[Start of section]

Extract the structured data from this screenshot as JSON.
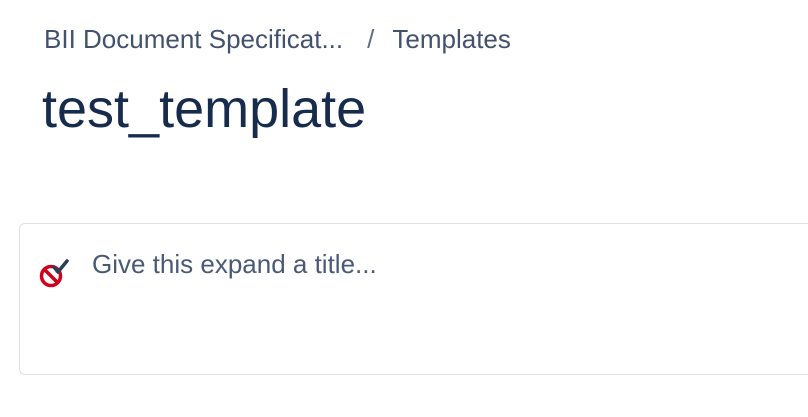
{
  "breadcrumb": {
    "items": [
      {
        "label": "BII Document Specificat..."
      },
      {
        "label": "Templates"
      }
    ],
    "separator": "/"
  },
  "page": {
    "title": "test_template"
  },
  "expand": {
    "title_placeholder": "Give this expand a title...",
    "title_value": "",
    "icon": "no-entry-checkmark-icon",
    "icon_colors": {
      "circle": "#d0021b",
      "check": "#2f3d55"
    }
  },
  "colors": {
    "text_primary": "#172b4d",
    "text_secondary": "#42526e",
    "border": "#dfe1e6"
  }
}
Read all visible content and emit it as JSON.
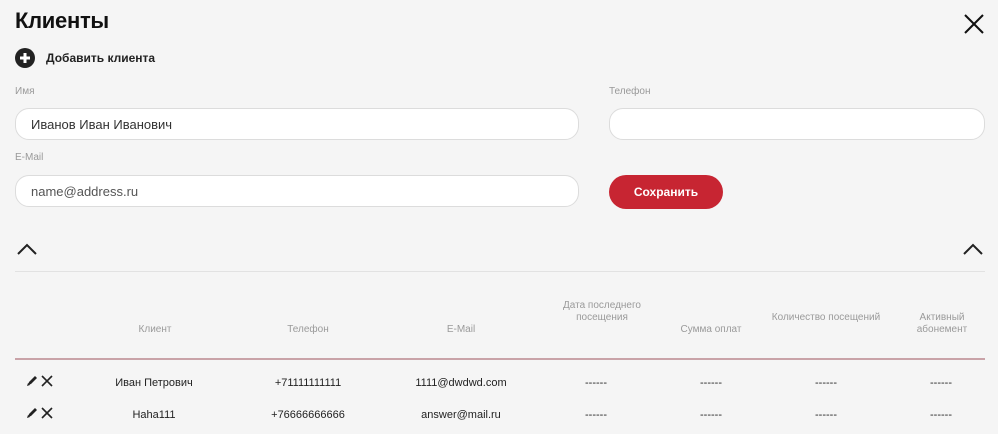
{
  "page": {
    "title": "Клиенты",
    "add_client_label": "Добавить клиента"
  },
  "form": {
    "name_label": "Имя",
    "name_value": "Иванов Иван Иванович",
    "phone_label": "Телефон",
    "phone_value": "",
    "email_label": "E-Mail",
    "email_placeholder": "name@address.ru",
    "save_label": "Сохранить"
  },
  "table": {
    "headers": {
      "client": "Клиент",
      "phone": "Телефон",
      "email": "E-Mail",
      "last_visit": "Дата последнего посещения",
      "payment_sum": "Сумма оплат",
      "visits_count": "Количество посещений",
      "active_subscription": "Активный абонемент"
    },
    "rows": [
      {
        "client": "Иван Петрович",
        "phone": "+71111111111",
        "email": "1111@dwdwd.com",
        "last_visit": "------",
        "payment_sum": "------",
        "visits_count": "------",
        "active_subscription": "------"
      },
      {
        "client": "Haha111",
        "phone": "+76666666666",
        "email": "answer@mail.ru",
        "last_visit": "------",
        "payment_sum": "------",
        "visits_count": "------",
        "active_subscription": "------"
      }
    ]
  },
  "colors": {
    "accent": "#c72532",
    "background": "#f5f5f5",
    "header_line": "#c9a3a8"
  },
  "icons": [
    "close-icon",
    "add-circle-icon",
    "chevron-up-icon",
    "pencil-icon",
    "delete-x-icon"
  ]
}
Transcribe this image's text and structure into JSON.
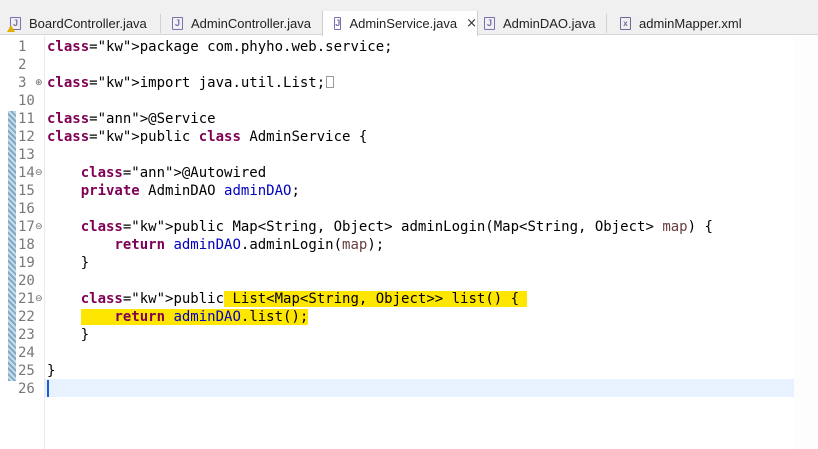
{
  "tabs": [
    {
      "label": "BoardController.java",
      "icon": "java-file-warning-icon",
      "active": false
    },
    {
      "label": "AdminController.java",
      "icon": "java-file-icon",
      "active": false
    },
    {
      "label": "AdminService.java",
      "icon": "java-file-icon",
      "active": true,
      "close": "×"
    },
    {
      "label": "AdminDAO.java",
      "icon": "java-file-icon",
      "active": false
    },
    {
      "label": "adminMapper.xml",
      "icon": "xml-file-icon",
      "active": false
    }
  ],
  "editor": {
    "lines": [
      {
        "num": "1",
        "text": "package com.phyho.web.service;"
      },
      {
        "num": "2",
        "text": ""
      },
      {
        "num": "3",
        "text": "import java.util.List;"
      },
      {
        "num": "10",
        "text": ""
      },
      {
        "num": "11",
        "text": "@Service"
      },
      {
        "num": "12",
        "text": "public class AdminService {"
      },
      {
        "num": "13",
        "text": ""
      },
      {
        "num": "14",
        "text": "    @Autowired"
      },
      {
        "num": "15",
        "text": "    private AdminDAO adminDAO;"
      },
      {
        "num": "16",
        "text": ""
      },
      {
        "num": "17",
        "text": "    public Map<String, Object> adminLogin(Map<String, Object> map) {"
      },
      {
        "num": "18",
        "text": "        return adminDAO.adminLogin(map);"
      },
      {
        "num": "19",
        "text": "    }"
      },
      {
        "num": "20",
        "text": ""
      },
      {
        "num": "21",
        "text": "    public List<Map<String, Object>> list() {"
      },
      {
        "num": "22",
        "text": "        return adminDAO.list();"
      },
      {
        "num": "23",
        "text": "    }"
      },
      {
        "num": "24",
        "text": ""
      },
      {
        "num": "25",
        "text": "}"
      },
      {
        "num": "26",
        "text": ""
      }
    ],
    "current_line": "26",
    "colors": {
      "keyword": "#7f0055",
      "annotation": "#646464",
      "field": "#0000c0",
      "param": "#6a3e3e",
      "highlight": "#ffe600",
      "current_line": "#e8f2fe"
    }
  }
}
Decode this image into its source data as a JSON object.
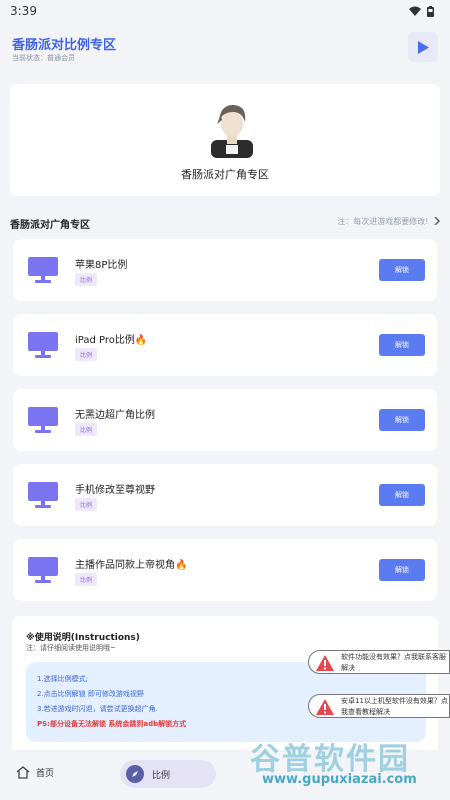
{
  "status_bar": {
    "time": "3:39"
  },
  "app_bar": {
    "title": "香肠派对比例专区",
    "subtitle": "当前状态：普通会员"
  },
  "hero": {
    "title": "香肠派对广角专区"
  },
  "section": {
    "title": "香肠派对广角专区",
    "note": "注：每次进游戏都要修改!"
  },
  "cards": [
    {
      "title": "苹果8P比例",
      "tag": "比例",
      "button": "解锁"
    },
    {
      "title": "iPad Pro比例🔥",
      "tag": "比例",
      "button": "解锁"
    },
    {
      "title": "无黑边超广角比例",
      "tag": "比例",
      "button": "解锁"
    },
    {
      "title": "手机修改至尊视野",
      "tag": "比例",
      "button": "解锁"
    },
    {
      "title": "主播作品同款上帝视角🔥",
      "tag": "比例",
      "button": "解锁"
    }
  ],
  "instructions": {
    "title": "※使用说明(Instructions)",
    "subtitle": "注：请仔细阅读使用说明哦~",
    "lines": [
      "1.选择比例模式;",
      "2.点击比例解锁 即可修改游戏视野",
      "3.若进游戏时闪退，请尝试更换超广角."
    ],
    "warning": "PS:部分设备无法解锁 系统会跳到adb解锁方式"
  },
  "bubbles": [
    {
      "text": "软件功能没有效果？点我联系客服解决"
    },
    {
      "text": "安卓11以上机型软件没有效果？点我查看教程解决"
    }
  ],
  "watermark": {
    "main": "谷普软件园",
    "url": "www.gupuxiazai.com"
  },
  "bottom_nav": {
    "home": "首页",
    "ratio": "比例"
  },
  "colors": {
    "accent": "#3f63e6",
    "button": "#5b7bf0",
    "monitor": "#7a74f0",
    "tag_bg": "#efe8fb"
  },
  "icons": [
    "wifi-icon",
    "battery-icon",
    "play-icon",
    "monitor-icon",
    "chevron-right-icon",
    "warning-icon",
    "home-icon",
    "compass-icon"
  ]
}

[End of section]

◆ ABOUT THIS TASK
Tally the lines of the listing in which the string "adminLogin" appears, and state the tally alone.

◆ OUTPUT
2